Two years later, in November 1990, Gray was again making plans to leave the Colorado prison system. This time, however, he went out the front door. Despite his lengthy rap sheet, his record of escape in Kentucky and his problems within the Colorado system, he was slated for parole.
Gray left prison on January 18, 1991. He was supposed to report to his parole officer in Denver a few days later and find himself a job. Gray wasn't interested. A couple days after leaving prison, he was aboard a Greyhound bus headed for Paducah, Kentucky, not far from his hometown.
The members of Gray's large family (six brothers and four sisters) were none too happy to hear that the black sheep planned a visit. One of them went so far as to warn Gray's former probation officer, Bill Fryar, that "Gayle" was coming home.
Fryar immediately contacted Colorado authorities, who then put out a fugitive report over the national crime computer. Fryar followed his call to Colorado with a letter to his supervisors. "My interest in this case is that this defendant has made death threats against the circuit judge, a former sheriff and me," Fryar wrote. "He has also abused, assaulted and threatened members of his family who live here and elsewhere." Fryar claimed that Gray had stabbed one of his own brothers and that he'd once thrown a sheriff's deputy across a room.
Gray arrived in Paducah as scheduled. He was met by a brother-in-law and a cousin who had been sent with strict instructions to keep Gray as far away from the family as possible. Over the next few hours, Gray's relatives drove from town to town looking for an open bus depot to leave their charge.
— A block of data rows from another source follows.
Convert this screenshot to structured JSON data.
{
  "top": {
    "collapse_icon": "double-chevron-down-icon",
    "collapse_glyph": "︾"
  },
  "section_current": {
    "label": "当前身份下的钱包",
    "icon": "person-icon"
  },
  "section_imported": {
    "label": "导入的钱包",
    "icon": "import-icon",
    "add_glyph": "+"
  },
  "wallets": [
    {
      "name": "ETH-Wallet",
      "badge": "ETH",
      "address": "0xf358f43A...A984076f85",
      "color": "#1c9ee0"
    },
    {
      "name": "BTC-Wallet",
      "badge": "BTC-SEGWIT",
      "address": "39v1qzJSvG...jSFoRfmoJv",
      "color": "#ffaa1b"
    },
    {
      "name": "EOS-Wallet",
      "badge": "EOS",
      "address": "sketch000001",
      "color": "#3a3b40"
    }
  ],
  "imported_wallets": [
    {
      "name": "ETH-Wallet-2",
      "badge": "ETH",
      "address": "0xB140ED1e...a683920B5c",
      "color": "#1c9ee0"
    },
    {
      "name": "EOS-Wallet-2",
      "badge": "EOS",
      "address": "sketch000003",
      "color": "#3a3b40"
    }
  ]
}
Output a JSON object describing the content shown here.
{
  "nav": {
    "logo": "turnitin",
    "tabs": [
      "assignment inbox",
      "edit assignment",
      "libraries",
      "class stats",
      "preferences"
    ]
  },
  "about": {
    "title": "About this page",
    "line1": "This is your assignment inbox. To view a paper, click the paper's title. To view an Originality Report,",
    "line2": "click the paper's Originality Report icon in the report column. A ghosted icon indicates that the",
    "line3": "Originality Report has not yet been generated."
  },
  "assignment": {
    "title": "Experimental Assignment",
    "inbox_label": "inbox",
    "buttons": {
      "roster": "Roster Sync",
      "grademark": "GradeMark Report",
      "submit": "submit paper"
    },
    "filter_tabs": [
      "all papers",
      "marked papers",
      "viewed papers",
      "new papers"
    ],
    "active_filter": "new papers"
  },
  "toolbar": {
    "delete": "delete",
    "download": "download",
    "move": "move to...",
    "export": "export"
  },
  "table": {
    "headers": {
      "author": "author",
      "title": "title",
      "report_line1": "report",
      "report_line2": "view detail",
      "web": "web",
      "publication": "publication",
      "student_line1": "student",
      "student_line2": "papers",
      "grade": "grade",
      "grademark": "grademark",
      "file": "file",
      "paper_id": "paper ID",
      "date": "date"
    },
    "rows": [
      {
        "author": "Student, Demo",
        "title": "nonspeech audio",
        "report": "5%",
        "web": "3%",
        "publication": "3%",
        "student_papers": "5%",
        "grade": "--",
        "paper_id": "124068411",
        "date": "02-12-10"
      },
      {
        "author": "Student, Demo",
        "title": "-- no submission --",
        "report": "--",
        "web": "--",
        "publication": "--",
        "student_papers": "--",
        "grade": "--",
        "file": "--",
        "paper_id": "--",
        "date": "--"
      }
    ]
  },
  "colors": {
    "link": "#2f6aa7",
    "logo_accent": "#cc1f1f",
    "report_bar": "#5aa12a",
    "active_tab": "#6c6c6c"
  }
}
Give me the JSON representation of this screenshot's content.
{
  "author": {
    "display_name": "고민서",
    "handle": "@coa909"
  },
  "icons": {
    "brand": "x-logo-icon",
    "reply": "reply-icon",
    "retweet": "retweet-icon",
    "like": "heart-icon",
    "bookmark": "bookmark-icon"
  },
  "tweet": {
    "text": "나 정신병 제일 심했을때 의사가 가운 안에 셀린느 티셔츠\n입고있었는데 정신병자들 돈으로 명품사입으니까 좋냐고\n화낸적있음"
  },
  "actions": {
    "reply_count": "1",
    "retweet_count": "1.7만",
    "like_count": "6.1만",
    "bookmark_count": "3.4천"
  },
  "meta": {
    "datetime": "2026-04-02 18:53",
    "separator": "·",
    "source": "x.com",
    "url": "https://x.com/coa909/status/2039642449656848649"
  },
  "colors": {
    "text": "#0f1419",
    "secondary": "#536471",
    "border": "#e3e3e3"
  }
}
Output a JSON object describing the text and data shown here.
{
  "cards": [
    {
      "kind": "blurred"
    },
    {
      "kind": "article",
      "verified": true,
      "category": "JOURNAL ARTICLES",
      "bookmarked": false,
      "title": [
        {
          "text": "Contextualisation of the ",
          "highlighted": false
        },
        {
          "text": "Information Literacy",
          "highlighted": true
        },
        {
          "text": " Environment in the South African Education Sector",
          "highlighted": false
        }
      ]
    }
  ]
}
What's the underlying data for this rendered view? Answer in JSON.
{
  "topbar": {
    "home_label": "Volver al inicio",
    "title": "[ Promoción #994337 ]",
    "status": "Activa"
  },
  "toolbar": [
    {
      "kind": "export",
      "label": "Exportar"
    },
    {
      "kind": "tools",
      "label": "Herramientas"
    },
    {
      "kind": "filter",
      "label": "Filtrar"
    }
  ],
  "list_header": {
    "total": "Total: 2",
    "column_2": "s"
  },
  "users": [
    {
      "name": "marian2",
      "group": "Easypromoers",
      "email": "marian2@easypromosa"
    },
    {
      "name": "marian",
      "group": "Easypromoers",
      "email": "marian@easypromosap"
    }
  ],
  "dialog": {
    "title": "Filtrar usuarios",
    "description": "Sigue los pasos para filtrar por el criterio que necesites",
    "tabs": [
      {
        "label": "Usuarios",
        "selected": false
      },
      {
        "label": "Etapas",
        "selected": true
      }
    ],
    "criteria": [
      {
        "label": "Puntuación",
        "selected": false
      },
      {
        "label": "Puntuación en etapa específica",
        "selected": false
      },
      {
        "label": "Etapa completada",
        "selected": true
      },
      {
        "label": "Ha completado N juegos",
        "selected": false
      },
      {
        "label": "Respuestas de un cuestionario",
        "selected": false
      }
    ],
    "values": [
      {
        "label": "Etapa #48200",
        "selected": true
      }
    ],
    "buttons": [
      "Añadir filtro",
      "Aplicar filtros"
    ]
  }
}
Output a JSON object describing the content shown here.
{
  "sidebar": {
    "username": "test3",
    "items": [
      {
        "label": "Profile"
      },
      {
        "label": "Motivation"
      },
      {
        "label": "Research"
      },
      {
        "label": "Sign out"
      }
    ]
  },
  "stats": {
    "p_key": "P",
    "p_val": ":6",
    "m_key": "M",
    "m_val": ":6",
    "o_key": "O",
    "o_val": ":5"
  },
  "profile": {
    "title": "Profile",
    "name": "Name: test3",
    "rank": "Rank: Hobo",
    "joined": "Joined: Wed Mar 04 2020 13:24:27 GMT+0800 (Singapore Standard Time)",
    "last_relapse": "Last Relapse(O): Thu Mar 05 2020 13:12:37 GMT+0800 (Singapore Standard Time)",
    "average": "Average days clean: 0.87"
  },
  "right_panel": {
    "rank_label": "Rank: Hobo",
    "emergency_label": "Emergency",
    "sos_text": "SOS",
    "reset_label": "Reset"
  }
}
The Hopkinsville depot was closed. The one in Madisonville was closed, too. They finally left Gray in an all-night restaurant, where they gave him $200 and an order to get his butt on the next bus to Colorado.
In 1992 Gray went back into the Colorado prison system for good. A single robbery conviction sealed his fate. Deemed a habitual criminal, Gray received three life sentences.
Compared to Gray's exploits, James Mervin's criminal career amounts to small potatoes. Although his first conviction as an adult was for third-degree assault, he was a thief at heart. Of his nine other arrests over a seventeen-year span, eight were for larceny or burglary. The other was for a traffic offense.
In 1993 Mervin broke into his ex-girlfriend's house. The resulting conviction earned him a designation as a habitual criminal and garnered him a life sentence.
Mervin spent most of his time in prison lifting weights, and it was through that mutual interest that he and Gray became acquainted. Just how close they were is a matter of debate.
Gray insists the two were good friends. "I have come to his rescue a few times," he claims. "Mervin has a chip on his shoulder. He's egotistical. I was trying to school him, help him learn right from wrong. His worst enemy is himself."
Gray claims that he and Mervin worked out together almost every day when they were at Shadow Mountain. Mervin and his friends deny it. "I worked out with him maybe once," Mervin says. And for the most part, he gave Gray wide berth. It was a wise decision.
On the morning of November 5, 1992, Gray was brought from the Denver County Jail to a third-floor holding cell at Denver's federal courthouse. Although Gray now contends that he doesn't know why the feds wanted to see him, a spokesman for the U.S. Marshal's office confirms that Gray was slated to testify in a case involving alleged drug kingpin Anthony "Cricket" Smith. Cricket was suspected of dealing in major amounts of heroin, some of which reportedly made its way into the state's prisons.